About: A playwright who has some various mental and physical maladies gets an McArthur grant to do whatever he wants, and so he does a long-term (that is for-the-rest-of-his-life) preparation for a play where he recreates New York City, his life, his loves, people, to the point that his doppleganger gets a doppleganger, and major characters get introduced near the end (i.e. Dianne Wiest).
Why I Like It: (and, the same coin, why you don't like it): To be honest, I was very mixed on it the first time around. I was disappointed by how ambitious Kaufman really got to and how despite a first half hour that had a lot of his great misanthropic social satire and a very fine Philip Seymour Hoffman performance, once it got into the building of the city it just got out of hand into a kind of labyrnthine structure, and its depressing nature took control. Seeing it once I still would've felt that way... but then I gave it another chance on a 2nd viewing, and it worked a lot better for me as a deep-rooted and existential thesis on why we're alive and what we're made to live for - and what it's really like for those alive when other drift apart, lose lose, or burn up in a house that is always on fire. Its surrealism finally worked for me, but it doesn't for a lot of others. Some like it a lot (it's Ebert's favorite movie of the past ten years) and some don't like it much at all.
22) The Fountain
|Previously on Avatar..|
Why I Like It: A vision that soars for Darren Aronofsky, even after only seeing it from start to finish once many images stick in the mind like Hugh Jackman in the Mayan garb or bald and on some weird planet-thing like he's David Carradine in the Holy Mountain remake. And Rachel Weisz and Jackman bring a lot of heart to what is already so grandiose a vision that it needs an emotional anchor. Its themes are timeless but explored in ways we haven't seen quite like this before, at least on film.
Why You Don't Like It: Doesn't connect emotionally, and is so surreal as to go past being believable even as romantic science fiction. And, again... what was that when he gets to the Tree of Life?
23) Eyes Wide Shut
About: A successful NYC doctor finds out one night during a discussion of fidelity that his wife had an intense desire to *want* to sleep with a passing sailor on vacation, and while she did not this drives the doctor into a jealousy-fueled odyssey into the night of NYC where he winds up an observer at an orgy on Long Island. There's a murder investigation, but how much of that night's emotions will stick around? What really happened?

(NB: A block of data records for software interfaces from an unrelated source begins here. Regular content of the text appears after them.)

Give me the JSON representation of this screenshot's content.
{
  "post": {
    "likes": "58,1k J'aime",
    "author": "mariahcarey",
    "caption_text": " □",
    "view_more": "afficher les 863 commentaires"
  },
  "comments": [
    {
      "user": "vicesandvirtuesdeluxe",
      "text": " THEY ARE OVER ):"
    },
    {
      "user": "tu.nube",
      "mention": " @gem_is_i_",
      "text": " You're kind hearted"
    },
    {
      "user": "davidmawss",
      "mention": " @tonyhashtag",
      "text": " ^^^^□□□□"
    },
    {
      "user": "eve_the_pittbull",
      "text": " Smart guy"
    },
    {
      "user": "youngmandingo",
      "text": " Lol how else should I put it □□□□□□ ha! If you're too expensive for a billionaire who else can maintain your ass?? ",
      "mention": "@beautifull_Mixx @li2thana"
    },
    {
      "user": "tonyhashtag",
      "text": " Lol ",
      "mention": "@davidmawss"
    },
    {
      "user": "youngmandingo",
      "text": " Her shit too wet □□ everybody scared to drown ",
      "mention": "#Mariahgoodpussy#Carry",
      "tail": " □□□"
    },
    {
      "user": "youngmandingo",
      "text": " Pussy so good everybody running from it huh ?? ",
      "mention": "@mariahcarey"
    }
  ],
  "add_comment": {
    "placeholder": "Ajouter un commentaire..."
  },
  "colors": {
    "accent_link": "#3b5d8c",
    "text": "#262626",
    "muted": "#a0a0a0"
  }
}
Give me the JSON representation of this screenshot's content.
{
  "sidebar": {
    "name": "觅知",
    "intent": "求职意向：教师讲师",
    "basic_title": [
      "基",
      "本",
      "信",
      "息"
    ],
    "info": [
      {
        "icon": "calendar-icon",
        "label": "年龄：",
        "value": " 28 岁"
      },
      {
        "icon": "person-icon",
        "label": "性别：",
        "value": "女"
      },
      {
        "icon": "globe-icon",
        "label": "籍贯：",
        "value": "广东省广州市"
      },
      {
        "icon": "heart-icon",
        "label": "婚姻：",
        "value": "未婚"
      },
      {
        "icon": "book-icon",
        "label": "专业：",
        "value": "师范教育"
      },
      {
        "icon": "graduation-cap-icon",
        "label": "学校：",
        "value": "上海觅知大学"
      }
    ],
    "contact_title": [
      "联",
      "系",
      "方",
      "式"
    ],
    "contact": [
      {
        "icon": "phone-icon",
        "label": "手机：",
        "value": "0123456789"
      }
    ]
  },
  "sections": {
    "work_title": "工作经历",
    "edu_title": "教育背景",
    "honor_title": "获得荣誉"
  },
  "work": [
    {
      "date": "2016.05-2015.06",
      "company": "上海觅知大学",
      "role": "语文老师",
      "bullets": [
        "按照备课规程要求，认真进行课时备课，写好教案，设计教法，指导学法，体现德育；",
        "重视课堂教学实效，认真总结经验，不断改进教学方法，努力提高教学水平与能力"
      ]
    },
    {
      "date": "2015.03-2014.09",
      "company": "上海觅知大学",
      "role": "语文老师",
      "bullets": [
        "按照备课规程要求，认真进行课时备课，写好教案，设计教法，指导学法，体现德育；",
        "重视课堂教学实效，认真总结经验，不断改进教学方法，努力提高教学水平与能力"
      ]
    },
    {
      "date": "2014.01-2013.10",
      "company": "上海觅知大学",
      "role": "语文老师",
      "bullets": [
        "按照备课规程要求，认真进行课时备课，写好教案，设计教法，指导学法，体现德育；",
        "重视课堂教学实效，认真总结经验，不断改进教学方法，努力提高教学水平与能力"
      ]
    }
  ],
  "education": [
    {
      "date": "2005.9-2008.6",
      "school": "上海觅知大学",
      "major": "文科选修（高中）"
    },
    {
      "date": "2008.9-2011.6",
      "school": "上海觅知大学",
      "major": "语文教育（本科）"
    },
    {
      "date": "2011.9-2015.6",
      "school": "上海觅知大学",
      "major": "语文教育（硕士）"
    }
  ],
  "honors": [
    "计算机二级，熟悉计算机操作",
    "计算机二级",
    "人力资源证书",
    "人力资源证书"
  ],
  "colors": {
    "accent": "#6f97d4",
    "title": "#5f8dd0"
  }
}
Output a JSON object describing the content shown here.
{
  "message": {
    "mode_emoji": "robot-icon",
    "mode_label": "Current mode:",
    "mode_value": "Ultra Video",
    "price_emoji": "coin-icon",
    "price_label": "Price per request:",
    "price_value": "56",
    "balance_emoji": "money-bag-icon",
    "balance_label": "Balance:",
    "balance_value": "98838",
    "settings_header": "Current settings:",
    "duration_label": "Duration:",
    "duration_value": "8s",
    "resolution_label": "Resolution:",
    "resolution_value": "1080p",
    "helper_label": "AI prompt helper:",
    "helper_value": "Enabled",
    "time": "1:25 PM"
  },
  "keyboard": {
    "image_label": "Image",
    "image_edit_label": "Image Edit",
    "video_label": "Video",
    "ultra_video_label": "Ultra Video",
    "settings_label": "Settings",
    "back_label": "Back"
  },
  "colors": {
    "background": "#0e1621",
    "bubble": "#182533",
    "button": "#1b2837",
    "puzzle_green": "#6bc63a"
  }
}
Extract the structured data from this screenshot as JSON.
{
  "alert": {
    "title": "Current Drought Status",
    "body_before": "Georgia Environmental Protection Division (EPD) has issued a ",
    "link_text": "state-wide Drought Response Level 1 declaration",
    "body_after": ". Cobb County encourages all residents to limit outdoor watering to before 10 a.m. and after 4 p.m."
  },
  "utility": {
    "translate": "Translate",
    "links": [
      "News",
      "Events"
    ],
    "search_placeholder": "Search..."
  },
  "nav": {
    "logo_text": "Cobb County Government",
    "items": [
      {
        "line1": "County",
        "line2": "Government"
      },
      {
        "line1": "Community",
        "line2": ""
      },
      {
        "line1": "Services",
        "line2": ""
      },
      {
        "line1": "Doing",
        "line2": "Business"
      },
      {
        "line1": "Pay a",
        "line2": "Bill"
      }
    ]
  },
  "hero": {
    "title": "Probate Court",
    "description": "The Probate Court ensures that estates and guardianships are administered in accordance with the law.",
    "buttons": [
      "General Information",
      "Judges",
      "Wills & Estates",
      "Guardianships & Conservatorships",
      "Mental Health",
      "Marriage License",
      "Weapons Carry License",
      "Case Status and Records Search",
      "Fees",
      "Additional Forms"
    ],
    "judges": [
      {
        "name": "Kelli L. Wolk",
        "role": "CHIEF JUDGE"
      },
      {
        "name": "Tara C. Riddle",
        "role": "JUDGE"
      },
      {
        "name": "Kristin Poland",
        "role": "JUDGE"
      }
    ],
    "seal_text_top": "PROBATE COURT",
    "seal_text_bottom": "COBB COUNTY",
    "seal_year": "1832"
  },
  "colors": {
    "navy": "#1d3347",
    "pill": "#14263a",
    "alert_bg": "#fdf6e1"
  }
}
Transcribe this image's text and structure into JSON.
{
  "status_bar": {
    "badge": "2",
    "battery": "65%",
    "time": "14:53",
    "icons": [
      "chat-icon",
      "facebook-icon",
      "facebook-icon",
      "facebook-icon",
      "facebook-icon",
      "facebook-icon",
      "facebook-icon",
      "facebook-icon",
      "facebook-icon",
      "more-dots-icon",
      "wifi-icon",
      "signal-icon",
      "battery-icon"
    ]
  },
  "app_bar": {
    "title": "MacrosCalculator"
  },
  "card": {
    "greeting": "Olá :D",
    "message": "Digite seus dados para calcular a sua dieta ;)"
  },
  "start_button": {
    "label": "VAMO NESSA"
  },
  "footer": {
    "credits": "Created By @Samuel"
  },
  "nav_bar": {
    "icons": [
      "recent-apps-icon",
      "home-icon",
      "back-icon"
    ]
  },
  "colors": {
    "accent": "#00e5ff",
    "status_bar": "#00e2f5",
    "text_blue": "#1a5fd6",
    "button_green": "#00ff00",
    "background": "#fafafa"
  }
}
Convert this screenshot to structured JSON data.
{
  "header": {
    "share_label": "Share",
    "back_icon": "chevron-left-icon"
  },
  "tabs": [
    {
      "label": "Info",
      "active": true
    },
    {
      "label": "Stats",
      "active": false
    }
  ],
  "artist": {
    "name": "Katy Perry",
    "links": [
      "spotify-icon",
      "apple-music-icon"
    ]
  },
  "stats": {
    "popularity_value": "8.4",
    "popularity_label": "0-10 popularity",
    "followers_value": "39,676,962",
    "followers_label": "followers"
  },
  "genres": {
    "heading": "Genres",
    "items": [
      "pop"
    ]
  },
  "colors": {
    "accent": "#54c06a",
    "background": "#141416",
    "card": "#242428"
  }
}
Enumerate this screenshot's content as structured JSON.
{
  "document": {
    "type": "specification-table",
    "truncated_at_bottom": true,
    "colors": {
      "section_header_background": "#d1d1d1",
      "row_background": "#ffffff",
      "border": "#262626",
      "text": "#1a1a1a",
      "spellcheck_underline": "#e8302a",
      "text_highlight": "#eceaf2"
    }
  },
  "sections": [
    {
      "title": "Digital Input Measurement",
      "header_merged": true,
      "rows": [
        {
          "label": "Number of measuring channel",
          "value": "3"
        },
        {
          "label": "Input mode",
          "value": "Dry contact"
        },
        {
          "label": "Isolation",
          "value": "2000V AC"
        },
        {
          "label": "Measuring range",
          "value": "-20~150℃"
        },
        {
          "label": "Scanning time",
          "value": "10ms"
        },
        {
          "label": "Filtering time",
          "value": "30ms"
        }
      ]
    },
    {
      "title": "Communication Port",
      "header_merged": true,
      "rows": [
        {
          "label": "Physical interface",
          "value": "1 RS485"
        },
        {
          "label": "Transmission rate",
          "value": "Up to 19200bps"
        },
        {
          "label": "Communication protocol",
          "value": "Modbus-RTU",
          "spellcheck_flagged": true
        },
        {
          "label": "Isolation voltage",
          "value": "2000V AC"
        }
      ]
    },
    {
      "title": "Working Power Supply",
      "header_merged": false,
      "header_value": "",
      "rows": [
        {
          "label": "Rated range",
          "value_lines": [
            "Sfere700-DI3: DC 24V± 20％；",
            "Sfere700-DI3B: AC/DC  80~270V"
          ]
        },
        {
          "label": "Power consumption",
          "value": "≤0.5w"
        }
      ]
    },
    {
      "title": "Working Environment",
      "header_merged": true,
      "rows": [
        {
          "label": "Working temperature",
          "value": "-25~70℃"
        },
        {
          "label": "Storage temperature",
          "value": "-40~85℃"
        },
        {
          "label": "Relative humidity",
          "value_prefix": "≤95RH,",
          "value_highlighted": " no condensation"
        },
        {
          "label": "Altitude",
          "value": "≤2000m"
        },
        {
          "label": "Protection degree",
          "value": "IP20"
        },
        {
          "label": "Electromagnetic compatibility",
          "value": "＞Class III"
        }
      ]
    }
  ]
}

Why I Like It: Stanley Kubrick's swan-song explores the nature of sexual desire and the psychological implications of love, lust and everything that goes with the dark side of the erotic. If Full Metal Jacket was his take on Vietnam and The Shining his take on a slasher flick, this is his take on the erotic thriller that was so popular at the time. It has the kind of morally questionable characters that one also saw in Lolita, who have conflicts even when they're seemingly normal and become twisted up into the quagmires they create for themselves. And it's another "odyssey", heh.
Why You Don't Like It: Over-long, Tom Cruise isn't effective, the humor doesn't work (i.e. Leelee Sobieski), and Sydney Pollack's exposition near the end is a little loaded. And what's with all of the masks at the orgy? And it's boring.
About: Crazy satire based loosely on a video game by Dr. Uwe Boll.
Why I Like it: http://www.imdb.com/title/tt0486640/usercomments-127
Why You Don't Like It: It's a tasteless Uwe Boll film with intensely unlikeable characters and really stupid, trashy, juvenile comedy.
25) Inland Empire
About: A woman in trouble, and what happens when Jeremy Irons tries to remake 'On High Blue Tomorrows'
Why I Like it: ... I'm still not sure. They do the locomotion at one point and Laura Dern gives her best multiple-character performance ever. A friend said it's like a 3-hour remake of Un chien Andalou, and it's a good comparison. A lot of things happen, some of them make no sense, and there's some really amazing (digital) cinematography, at least considering it's Lynch's first go around with the new medium.
Why You Don't Like it:.... I can't blame you. Lynch needs to get back to film.